§ **ABOUT THIS TASK**
The answer must be every line below that contains the string "name".

§ **SUPPLIED DATA**
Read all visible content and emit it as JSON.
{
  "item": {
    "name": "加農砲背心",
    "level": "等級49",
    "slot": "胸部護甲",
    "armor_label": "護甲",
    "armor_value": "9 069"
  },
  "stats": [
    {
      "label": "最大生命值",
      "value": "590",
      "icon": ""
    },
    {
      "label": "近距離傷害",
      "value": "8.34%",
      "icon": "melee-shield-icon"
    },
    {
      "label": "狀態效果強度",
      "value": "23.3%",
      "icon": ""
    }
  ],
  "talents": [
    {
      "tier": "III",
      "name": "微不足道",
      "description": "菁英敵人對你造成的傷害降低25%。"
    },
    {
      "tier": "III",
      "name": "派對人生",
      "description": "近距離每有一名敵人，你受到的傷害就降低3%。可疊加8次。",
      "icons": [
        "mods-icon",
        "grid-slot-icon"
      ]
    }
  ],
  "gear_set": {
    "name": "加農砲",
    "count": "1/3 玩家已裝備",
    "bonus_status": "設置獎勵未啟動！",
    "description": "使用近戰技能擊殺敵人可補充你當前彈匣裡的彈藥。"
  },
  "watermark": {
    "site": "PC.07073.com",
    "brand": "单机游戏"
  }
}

§ **SOLUTION FOR THIS EXERCISE**
    "name": "加農砲背心",
      "name": "微不足道",
      "name": "派對人生",
    "name": "加農砲",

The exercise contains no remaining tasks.